“Can a mother forget the baby at her breast
and have no compassion on the child she has borne?
Though she may forget,
I will not forget you!
See, I have engraved you on the palms of my hands;
your (ruined) walls are ever before me.” (Isaiah 49:15-16, “ruined” mine)
The girls who are now in physical freedom must be free spiritually, mentally, and emotionally by Christ from the bondage of their past terrifying experiences. They need to know that just like Israel, they have not been forgotten– and that Christ is near to them during such horrible times. These girls need to find rest in the arms of Jesus, both inside and outside captivity.
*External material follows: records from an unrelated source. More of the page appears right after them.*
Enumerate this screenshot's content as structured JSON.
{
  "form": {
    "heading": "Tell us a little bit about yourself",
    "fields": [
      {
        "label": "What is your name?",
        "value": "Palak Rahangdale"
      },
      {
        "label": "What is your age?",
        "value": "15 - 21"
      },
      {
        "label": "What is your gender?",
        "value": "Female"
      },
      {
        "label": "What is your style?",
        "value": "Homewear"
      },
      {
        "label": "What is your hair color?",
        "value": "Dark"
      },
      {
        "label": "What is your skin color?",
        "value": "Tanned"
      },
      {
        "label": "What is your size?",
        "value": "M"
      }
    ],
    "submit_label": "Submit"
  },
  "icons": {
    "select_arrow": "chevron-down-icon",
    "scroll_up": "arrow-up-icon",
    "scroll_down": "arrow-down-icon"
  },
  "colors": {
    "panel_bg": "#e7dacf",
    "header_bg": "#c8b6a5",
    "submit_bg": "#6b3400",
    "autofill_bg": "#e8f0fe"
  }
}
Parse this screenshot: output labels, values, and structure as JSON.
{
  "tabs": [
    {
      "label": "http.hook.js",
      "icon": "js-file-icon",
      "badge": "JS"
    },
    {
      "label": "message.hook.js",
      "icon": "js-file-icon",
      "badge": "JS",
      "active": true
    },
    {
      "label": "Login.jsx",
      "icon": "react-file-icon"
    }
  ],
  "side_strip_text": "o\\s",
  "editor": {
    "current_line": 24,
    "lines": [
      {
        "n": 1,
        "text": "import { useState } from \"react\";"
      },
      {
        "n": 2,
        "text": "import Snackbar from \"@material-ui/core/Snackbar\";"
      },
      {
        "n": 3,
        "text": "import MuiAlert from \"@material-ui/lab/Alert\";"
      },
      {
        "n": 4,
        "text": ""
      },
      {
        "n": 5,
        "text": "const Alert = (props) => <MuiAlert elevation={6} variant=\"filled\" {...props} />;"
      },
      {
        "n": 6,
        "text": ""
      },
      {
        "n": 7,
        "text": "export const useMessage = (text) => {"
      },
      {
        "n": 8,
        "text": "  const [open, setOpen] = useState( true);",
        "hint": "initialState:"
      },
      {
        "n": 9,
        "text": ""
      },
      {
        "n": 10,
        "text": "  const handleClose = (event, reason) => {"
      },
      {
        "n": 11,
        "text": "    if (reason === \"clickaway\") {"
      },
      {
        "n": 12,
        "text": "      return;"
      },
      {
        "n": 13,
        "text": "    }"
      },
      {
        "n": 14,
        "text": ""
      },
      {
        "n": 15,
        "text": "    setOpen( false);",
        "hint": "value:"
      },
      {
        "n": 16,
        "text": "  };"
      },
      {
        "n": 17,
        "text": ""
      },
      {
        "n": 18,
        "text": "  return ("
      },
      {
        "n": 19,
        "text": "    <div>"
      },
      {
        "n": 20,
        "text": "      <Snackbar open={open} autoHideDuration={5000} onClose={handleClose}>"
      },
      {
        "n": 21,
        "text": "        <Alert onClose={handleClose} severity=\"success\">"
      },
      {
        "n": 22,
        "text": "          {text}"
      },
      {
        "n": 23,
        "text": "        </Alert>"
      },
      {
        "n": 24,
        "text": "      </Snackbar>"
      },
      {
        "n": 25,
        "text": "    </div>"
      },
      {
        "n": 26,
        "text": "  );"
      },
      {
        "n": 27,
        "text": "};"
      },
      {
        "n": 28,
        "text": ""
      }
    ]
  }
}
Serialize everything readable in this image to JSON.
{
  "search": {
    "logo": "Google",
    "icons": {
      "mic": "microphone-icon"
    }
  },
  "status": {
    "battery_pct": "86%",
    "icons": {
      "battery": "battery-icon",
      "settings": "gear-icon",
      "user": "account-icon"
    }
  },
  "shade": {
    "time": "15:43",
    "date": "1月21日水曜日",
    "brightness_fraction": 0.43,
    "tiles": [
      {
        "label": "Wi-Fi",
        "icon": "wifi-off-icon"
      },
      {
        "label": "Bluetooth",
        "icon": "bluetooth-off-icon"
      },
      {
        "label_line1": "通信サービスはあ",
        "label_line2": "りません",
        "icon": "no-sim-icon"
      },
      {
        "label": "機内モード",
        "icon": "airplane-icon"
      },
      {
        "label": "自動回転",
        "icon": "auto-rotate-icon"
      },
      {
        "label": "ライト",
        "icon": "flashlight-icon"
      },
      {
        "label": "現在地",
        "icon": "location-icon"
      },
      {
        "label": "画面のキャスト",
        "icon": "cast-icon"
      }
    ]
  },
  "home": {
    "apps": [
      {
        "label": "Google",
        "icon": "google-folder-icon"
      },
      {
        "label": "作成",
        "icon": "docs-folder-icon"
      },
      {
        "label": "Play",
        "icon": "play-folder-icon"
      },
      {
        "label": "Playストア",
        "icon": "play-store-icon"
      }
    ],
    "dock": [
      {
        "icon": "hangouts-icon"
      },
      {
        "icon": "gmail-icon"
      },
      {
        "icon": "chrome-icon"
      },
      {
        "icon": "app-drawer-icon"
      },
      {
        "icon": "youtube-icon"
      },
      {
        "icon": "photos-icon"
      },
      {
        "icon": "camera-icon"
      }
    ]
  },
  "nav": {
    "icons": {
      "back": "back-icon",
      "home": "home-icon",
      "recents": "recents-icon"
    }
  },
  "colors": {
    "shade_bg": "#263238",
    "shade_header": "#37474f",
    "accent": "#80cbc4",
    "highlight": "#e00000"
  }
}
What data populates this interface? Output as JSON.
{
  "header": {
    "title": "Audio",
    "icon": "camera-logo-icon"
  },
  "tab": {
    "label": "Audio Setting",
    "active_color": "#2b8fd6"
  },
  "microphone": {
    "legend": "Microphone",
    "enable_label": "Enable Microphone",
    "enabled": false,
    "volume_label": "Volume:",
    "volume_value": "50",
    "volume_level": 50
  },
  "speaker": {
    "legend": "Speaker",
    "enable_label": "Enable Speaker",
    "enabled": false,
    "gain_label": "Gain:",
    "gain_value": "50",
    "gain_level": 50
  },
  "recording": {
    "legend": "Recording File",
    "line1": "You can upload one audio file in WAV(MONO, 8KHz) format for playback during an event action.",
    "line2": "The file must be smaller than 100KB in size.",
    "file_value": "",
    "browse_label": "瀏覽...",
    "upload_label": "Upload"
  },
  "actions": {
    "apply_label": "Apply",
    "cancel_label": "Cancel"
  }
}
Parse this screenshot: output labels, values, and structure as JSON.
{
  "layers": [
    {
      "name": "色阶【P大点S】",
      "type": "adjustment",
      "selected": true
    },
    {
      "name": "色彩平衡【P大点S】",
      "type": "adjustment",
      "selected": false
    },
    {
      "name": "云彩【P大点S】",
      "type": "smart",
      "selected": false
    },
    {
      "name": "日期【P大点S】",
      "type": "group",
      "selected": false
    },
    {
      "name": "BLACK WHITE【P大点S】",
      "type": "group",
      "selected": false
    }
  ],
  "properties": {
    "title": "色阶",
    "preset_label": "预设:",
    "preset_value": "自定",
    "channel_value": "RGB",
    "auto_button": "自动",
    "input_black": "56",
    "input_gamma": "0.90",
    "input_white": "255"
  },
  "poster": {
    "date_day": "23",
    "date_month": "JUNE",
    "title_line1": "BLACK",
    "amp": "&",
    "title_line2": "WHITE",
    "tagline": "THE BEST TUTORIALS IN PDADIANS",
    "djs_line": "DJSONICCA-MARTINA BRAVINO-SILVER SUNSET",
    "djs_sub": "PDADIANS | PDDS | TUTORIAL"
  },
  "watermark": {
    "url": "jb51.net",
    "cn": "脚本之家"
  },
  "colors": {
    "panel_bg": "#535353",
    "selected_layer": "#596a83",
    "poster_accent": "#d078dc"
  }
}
For these reasons, we pray.
Please pray for these beautiful people, that as they continue on in their normal everyday lives, that the Lord would show Himself to them through any and all means, that they may know Him. Pray that as they know Him– and only as they know Him– their minds and hearts would slowly (but quite surely) be healed of the trauma they’ve experienced. Pray that as they continue to seek the Lord, He’d use these horrible experiences for good, as He has promised:
“And we know that in all things God works for the good of those who love him, who have been called according to his purpose.” (Romans 8:28, NIV)
Amongst these things, also pray that the men, women, girls and boys still in captivity would be used to bring their captors to Christ, and would be favorably treated while in captivity. Pray that they’d be out of captivity, and back with their families, soon.
Let the restoration, strengthening, and healing of these beautiful, invaluable hearts and minds begin.